* **GIVEN RECORDS**
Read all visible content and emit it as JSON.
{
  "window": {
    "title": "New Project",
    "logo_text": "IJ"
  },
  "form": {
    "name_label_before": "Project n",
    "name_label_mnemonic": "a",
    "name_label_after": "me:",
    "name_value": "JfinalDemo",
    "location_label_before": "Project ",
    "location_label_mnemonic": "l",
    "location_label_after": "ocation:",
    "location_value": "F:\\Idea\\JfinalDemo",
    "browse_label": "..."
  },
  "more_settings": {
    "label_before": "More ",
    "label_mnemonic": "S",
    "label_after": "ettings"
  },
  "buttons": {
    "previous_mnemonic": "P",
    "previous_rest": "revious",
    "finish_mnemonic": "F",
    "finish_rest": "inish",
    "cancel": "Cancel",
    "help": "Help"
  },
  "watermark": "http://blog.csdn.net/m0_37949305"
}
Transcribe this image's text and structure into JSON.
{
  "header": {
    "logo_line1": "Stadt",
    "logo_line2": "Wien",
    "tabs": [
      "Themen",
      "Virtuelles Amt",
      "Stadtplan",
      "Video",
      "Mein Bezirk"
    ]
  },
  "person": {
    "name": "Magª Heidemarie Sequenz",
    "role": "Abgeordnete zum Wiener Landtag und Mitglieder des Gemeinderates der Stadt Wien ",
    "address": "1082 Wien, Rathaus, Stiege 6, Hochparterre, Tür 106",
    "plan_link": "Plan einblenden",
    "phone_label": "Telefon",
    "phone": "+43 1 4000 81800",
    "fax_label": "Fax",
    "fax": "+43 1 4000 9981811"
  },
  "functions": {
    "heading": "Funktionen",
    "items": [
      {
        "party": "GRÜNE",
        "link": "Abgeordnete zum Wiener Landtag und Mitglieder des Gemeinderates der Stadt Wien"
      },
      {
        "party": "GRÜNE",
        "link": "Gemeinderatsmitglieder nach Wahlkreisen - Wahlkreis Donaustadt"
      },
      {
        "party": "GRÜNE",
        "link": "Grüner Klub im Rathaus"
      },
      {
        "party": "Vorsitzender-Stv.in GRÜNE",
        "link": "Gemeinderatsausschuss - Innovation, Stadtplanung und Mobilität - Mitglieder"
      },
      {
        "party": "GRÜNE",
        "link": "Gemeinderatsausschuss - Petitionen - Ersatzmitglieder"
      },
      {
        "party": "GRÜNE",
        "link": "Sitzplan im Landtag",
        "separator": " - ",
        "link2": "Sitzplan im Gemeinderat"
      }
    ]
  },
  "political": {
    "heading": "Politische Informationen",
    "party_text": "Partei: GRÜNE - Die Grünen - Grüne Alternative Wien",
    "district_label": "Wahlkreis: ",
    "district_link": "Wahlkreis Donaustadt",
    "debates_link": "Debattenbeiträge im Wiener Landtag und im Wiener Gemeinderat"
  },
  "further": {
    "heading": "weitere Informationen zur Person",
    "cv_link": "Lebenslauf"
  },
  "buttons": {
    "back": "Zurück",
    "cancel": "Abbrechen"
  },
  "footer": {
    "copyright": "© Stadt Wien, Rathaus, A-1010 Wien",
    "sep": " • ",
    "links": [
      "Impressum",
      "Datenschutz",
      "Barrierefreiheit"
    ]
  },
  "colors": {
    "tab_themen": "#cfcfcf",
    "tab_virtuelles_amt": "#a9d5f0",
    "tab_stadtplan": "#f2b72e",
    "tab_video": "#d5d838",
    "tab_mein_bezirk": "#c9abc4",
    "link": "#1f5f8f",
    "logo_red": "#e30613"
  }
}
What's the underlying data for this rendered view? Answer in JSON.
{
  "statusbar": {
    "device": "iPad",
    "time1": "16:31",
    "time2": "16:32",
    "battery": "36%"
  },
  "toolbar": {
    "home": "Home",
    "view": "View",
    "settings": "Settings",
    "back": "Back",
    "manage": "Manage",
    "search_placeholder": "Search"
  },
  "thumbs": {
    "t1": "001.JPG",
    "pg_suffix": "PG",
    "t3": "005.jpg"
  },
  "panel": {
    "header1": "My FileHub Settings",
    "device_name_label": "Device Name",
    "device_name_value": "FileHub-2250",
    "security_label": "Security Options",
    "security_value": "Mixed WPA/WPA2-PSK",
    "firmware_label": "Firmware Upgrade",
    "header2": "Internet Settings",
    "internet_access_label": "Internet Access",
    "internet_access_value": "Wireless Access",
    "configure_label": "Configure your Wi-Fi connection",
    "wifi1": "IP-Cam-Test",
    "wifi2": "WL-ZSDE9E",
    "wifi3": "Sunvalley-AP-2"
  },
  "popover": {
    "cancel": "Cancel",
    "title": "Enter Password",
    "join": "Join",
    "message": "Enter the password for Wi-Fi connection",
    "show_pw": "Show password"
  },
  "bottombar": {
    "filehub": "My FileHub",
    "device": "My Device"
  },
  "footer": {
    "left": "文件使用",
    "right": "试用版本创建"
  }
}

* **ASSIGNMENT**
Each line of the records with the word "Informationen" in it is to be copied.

* **SOLUTION FOR THIS PROBLEM**
    "heading": "Politische Informationen",
    "heading": "weitere Informationen zur Person",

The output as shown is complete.